┌─ DATA FOR REVIEW
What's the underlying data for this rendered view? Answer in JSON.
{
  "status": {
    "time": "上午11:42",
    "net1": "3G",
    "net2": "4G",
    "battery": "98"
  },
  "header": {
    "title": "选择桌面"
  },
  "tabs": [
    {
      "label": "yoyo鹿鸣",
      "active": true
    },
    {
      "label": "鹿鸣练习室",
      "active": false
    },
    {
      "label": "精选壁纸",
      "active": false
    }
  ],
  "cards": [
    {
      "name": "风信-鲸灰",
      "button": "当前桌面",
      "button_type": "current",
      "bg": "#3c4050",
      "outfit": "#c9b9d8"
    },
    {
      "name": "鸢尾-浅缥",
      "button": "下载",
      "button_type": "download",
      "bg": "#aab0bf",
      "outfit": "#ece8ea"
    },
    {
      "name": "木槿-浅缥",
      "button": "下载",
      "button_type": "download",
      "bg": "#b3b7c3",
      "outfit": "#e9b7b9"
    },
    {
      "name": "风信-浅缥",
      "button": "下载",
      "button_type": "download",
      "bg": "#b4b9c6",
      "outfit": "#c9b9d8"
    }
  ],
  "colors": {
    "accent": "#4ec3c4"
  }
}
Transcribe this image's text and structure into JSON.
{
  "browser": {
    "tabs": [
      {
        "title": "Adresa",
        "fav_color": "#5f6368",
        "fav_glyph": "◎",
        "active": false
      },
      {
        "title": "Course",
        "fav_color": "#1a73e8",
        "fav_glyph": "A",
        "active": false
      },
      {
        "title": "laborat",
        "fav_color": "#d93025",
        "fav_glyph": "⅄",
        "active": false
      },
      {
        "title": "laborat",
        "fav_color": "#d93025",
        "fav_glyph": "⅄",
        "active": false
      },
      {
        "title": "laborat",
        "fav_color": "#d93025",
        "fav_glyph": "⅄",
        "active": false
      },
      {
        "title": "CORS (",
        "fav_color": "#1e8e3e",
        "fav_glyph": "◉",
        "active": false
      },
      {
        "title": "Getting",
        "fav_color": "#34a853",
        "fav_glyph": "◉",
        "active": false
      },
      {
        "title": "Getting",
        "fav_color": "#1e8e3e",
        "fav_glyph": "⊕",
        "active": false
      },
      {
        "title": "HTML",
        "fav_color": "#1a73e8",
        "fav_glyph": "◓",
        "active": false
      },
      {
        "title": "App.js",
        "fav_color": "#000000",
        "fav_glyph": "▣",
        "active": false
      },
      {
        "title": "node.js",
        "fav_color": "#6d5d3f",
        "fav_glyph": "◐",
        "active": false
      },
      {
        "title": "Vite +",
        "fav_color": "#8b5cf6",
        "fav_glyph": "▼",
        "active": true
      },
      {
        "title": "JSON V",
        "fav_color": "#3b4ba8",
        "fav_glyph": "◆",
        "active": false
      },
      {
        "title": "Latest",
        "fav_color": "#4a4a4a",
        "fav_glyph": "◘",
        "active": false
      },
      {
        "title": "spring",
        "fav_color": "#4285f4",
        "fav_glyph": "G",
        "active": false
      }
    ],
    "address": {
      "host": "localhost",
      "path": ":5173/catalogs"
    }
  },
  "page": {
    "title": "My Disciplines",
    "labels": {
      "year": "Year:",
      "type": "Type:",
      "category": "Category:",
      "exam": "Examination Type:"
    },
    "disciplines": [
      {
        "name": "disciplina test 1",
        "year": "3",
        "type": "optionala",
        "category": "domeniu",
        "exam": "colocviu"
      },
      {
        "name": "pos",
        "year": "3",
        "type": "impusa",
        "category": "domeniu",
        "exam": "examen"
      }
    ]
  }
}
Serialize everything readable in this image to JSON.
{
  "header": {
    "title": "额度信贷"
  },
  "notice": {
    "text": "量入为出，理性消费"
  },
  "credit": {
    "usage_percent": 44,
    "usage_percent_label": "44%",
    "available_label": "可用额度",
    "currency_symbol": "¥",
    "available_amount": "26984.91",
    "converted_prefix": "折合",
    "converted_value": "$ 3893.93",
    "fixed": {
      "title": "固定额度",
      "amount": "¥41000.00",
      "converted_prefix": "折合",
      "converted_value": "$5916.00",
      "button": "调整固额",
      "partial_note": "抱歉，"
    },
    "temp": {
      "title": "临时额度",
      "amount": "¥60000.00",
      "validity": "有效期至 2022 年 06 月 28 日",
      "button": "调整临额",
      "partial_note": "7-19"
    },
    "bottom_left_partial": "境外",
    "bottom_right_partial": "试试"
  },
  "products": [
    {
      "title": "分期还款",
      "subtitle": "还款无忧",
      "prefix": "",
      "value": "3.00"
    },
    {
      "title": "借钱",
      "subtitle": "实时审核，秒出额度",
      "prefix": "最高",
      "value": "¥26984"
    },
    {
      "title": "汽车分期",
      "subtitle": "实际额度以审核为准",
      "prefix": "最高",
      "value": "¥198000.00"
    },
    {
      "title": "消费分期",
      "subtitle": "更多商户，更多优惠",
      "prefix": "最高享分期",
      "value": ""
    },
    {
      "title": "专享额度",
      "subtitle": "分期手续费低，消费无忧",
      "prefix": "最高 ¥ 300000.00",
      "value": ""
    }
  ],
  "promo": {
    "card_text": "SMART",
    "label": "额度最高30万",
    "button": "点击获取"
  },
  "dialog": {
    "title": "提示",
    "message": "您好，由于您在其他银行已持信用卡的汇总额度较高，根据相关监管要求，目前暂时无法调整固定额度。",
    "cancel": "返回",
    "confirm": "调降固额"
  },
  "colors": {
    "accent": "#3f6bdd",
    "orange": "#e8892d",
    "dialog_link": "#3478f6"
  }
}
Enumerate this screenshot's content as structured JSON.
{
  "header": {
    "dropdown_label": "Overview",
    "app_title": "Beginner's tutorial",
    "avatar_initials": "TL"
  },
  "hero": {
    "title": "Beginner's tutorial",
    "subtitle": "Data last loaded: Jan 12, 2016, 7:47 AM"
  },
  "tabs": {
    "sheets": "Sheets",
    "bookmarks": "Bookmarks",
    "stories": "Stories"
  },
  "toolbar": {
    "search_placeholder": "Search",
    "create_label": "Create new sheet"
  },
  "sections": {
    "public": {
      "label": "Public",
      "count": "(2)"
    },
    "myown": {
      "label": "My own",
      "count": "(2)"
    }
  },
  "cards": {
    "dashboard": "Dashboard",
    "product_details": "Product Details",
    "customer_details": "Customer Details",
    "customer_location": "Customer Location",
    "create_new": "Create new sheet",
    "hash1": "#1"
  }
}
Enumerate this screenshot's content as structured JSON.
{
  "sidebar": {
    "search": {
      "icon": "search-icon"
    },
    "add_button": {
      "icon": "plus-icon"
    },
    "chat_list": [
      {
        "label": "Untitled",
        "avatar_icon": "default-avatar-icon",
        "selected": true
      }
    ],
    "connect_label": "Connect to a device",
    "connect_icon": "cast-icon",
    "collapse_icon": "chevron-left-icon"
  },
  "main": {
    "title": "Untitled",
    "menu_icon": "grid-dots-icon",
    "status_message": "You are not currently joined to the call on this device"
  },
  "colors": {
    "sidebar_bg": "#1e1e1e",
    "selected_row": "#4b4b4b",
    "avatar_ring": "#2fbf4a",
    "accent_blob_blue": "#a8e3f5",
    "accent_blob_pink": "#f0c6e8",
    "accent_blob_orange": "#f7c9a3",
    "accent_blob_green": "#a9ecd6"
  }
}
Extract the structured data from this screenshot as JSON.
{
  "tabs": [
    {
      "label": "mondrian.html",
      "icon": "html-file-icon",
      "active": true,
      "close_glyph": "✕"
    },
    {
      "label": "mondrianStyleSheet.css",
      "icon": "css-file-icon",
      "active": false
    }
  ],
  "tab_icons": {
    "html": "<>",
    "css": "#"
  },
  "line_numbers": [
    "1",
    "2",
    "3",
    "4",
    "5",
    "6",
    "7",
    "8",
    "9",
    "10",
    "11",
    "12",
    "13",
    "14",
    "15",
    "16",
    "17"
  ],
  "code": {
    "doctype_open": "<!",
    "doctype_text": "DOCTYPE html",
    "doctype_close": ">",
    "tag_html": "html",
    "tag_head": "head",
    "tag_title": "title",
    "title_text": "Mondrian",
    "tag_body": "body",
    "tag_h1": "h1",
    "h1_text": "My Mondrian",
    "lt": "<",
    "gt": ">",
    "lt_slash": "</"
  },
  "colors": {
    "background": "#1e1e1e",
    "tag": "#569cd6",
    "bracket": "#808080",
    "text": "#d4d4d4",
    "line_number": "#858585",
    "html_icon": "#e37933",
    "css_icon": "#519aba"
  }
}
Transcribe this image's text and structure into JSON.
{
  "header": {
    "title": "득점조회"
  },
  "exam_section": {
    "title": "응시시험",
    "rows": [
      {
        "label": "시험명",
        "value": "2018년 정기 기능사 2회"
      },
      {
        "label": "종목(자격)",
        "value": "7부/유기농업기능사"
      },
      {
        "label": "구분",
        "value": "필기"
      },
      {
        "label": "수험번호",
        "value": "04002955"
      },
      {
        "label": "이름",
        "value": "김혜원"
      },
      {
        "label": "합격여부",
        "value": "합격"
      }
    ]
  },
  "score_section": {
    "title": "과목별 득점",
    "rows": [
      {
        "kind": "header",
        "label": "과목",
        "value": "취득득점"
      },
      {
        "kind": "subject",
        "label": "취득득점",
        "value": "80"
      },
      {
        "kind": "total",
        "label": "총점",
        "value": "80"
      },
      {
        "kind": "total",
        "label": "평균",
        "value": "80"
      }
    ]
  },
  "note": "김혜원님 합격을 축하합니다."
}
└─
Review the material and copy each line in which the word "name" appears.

== RESULT BELOW ==
      "name": "风信-鲸灰",
      "name": "鸢尾-浅缥",
      "name": "木槿-浅缥",
      "name": "风信-浅缥",
        "name": "disciplina test 1",
        "name": "pos",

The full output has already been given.